Liberia is a state built on a history of migration. From the transatlantic slave trade to its contemporary generation of transnational citizens, images of elsewhere have always informed this West African country’s local and national discussions of integration and exclusion. This paper shows how historical imaginations and representations of ‘here’ and ‘there’, of ‘suffering’ and ‘escape’, inform contemporary discourses of belonging in Liberia. I argue that the imagination of civilisation – kwii – and distinction plays an important role in the ways distance and mobility are perceived and articulated, both from a physical point of view and a moral-social point of view, at transnational and local levels. Rather than being merely tied to a national elite, the imagination of mobility is, I demonstrate, linked to an ethos of suffering articulated at all levels of society, informed by the experience of structural violence and crises over time.
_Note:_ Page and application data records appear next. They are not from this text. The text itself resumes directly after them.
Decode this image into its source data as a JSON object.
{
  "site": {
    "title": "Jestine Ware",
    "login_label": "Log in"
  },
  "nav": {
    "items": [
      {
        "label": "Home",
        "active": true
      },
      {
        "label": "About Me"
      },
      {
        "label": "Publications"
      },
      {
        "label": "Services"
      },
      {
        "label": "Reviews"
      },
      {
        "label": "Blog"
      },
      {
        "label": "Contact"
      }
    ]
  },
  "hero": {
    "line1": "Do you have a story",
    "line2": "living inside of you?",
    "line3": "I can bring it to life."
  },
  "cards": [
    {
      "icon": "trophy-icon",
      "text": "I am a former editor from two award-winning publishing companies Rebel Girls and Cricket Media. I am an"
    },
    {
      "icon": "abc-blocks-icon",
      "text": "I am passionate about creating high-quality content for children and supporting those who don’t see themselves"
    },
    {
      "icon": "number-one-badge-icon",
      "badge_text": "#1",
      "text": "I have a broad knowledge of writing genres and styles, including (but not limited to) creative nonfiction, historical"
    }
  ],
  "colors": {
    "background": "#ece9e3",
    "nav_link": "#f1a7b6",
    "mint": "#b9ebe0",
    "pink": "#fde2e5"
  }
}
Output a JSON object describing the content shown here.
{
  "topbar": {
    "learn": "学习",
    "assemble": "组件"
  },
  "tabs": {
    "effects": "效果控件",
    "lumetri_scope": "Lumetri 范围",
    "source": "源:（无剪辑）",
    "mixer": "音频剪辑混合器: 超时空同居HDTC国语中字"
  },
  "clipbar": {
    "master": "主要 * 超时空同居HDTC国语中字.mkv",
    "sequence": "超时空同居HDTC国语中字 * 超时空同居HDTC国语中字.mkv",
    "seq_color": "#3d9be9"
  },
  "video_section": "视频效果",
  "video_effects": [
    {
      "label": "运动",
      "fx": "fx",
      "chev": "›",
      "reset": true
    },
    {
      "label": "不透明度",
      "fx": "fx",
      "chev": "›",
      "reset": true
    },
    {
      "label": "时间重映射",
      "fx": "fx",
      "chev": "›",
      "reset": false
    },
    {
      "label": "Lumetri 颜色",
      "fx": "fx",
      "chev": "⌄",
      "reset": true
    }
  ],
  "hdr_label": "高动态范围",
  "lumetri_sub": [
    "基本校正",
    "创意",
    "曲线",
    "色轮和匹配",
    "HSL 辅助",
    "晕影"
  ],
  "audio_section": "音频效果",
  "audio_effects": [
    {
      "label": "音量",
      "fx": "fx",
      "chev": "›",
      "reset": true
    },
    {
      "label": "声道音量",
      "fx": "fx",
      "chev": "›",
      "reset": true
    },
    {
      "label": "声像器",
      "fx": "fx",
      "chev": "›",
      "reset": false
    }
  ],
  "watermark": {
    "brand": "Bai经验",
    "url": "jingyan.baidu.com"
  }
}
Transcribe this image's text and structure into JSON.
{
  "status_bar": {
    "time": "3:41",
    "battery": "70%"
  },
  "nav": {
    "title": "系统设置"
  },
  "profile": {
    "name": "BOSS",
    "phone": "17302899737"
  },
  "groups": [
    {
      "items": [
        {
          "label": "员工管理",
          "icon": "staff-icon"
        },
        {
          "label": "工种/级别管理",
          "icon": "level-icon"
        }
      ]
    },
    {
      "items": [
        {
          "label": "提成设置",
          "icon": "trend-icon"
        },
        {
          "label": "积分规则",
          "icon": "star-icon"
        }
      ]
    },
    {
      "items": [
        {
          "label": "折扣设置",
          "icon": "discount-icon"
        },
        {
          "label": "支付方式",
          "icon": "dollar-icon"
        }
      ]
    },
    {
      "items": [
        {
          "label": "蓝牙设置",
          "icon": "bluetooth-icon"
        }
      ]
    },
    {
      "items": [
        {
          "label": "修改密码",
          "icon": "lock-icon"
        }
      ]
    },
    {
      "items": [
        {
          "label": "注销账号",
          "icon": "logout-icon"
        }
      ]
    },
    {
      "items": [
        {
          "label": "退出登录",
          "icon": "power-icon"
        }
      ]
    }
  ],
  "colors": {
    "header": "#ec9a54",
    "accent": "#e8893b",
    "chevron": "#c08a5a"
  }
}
This section introduction explores the imaginative dimension of mobility in two West African countries, Sierra Leone and Liberia. Building on literature that highlights the existential dimension of movement and migration, the authors explore three socio-cultural patterns that inform representations of im/mobility: historical continuities and the longue-durée perspective on mobile practices, the association of geographical mobility with social betterment, and the interaction between local aspirations and the imaginary of global modernity. The three individual contributions by Bedert, Enria and Ménard bring out the work of imagination attached to im/mobility both in ‘home’ countries and diaspora communities, and underline the continuity of representations and practices between spaces that are part of specific transnational social fields.